When NASA probe Cassini surveyed geysers on Saturn’s moon Enceladus, it discovered molecular hydrogen, carbon dioxide and methane in the plumes. That got University of Vienna researchers thinking: Earth microbe Methanothermococcus okinawensis consumes hydrogen and carbon dioxide and produces methane, surviving in deep-sea thermal vents. Could it thrive in the waters under Enceladus’ icy crust? They’ve replicated the moon’s environment to test the hypothesis, and now hope to compare their samples to Cassini’s data to determine if the methane produced on Enceladus shows signs of being biological.
Earlier this month, E! ended an investigation into sexual misconduct allegations against the star due to a lack of evidence. Seacrest, who’s set to host the Oscars red carpet show this weekend, has denied former stylist Suzie Hardy’s allegations that he grabbed her crotch on multiple occasions, gave her unwanted hugs while wearing only underwear and once slapped her butt hard enough to leave a bruise. Hardy says when she reported Seacrest’s behavior to HR in 2013, she was fired. Now she’s calling on E! to improve its harassment reporting policies.

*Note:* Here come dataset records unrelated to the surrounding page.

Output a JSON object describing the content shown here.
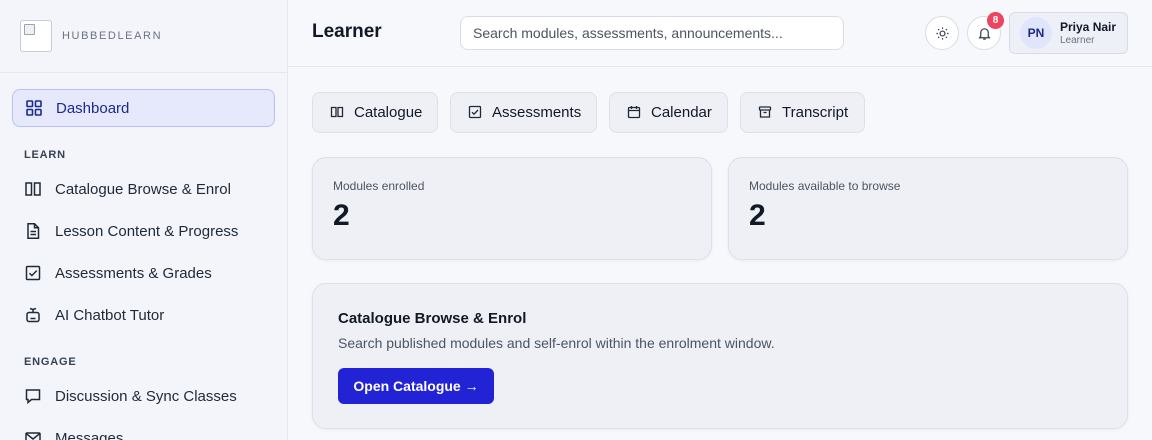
{
  "brand": {
    "name": "HUBBEDLEARN"
  },
  "sidebar": {
    "dashboard": {
      "label": "Dashboard",
      "icon": "grid-icon"
    },
    "sections": [
      {
        "label": "LEARN",
        "items": [
          {
            "label": "Catalogue Browse & Enrol",
            "icon": "book-open-icon"
          },
          {
            "label": "Lesson Content & Progress",
            "icon": "document-icon"
          },
          {
            "label": "Assessments & Grades",
            "icon": "checkbox-icon"
          },
          {
            "label": "AI Chatbot Tutor",
            "icon": "bot-icon"
          }
        ]
      },
      {
        "label": "ENGAGE",
        "items": [
          {
            "label": "Discussion & Sync Classes",
            "icon": "chat-bubble-icon"
          },
          {
            "label": "Messages",
            "icon": "mail-icon"
          }
        ]
      }
    ]
  },
  "header": {
    "title": "Learner",
    "search_placeholder": "Search modules, assessments, announcements...",
    "notification_count": "8",
    "user": {
      "initials": "PN",
      "name": "Priya Nair",
      "role": "Learner"
    }
  },
  "quick_actions": [
    {
      "label": "Catalogue",
      "icon": "book-open-icon"
    },
    {
      "label": "Assessments",
      "icon": "checkbox-icon"
    },
    {
      "label": "Calendar",
      "icon": "calendar-icon"
    },
    {
      "label": "Transcript",
      "icon": "archive-icon"
    }
  ],
  "stats": [
    {
      "label": "Modules enrolled",
      "value": "2"
    },
    {
      "label": "Modules available to browse",
      "value": "2"
    }
  ],
  "panel": {
    "title": "Catalogue Browse & Enrol",
    "description": "Search published modules and self-enrol within the enrolment window.",
    "button_label": "Open Catalogue →"
  },
  "colors": {
    "accent": "#2323d6",
    "badge": "#ef4461",
    "active_nav_bg": "#e6e9fb"
  }
}
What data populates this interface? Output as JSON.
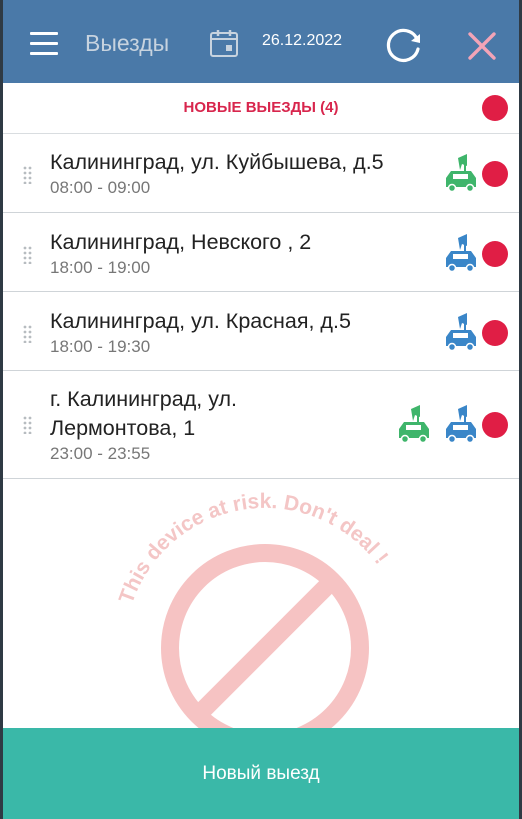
{
  "header": {
    "title": "Выезды",
    "date": "26.12.2022"
  },
  "section": {
    "title": "НОВЫЕ ВЫЕЗДЫ (4)"
  },
  "trips": [
    {
      "address": "Калининград, ул. Куйбышева, д.5",
      "time": "08:00 - 09:00",
      "icons": [
        "green-car-flag-icon"
      ]
    },
    {
      "address": "Калининград, Невского , 2",
      "time": "18:00 - 19:00",
      "icons": [
        "blue-car-flag-icon"
      ]
    },
    {
      "address": "Калининград, ул. Красная, д.5",
      "time": "18:00 - 19:30",
      "icons": [
        "blue-car-flag-icon"
      ]
    },
    {
      "address_line1": "г. Калининград, ул.",
      "address_line2": "Лермонтова, 1",
      "time": "23:00 - 23:55",
      "icons": [
        "green-car-flag-icon",
        "blue-car-flag-icon"
      ]
    }
  ],
  "watermark": {
    "text": "This device at risk. Don't deal !"
  },
  "footer": {
    "new_trip_label": "Новый выезд"
  },
  "colors": {
    "header_bg": "#4a79a8",
    "accent_red": "#e01e45",
    "footer_bg": "#3ab8a8",
    "car_green": "#3fb56b",
    "car_blue": "#3a86c8"
  }
}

They’re cheesed off. The chain has been marketed as the league’s official pizza since 2010, but now both sides have reportedly agreed to end the deal, making Papa John’s the first NFL sponsor to prematurely cancel its agreement. Last fall, founder John Schnatter — who often appears in his own commercials — blamed a dip in sales on NFL player protests. Schnatter later apologized for the remarks but was replaced as CEO by Steve Ritchie. Meanwhile, Papa John’s will still have local deals with 22 teams and some individual athletes.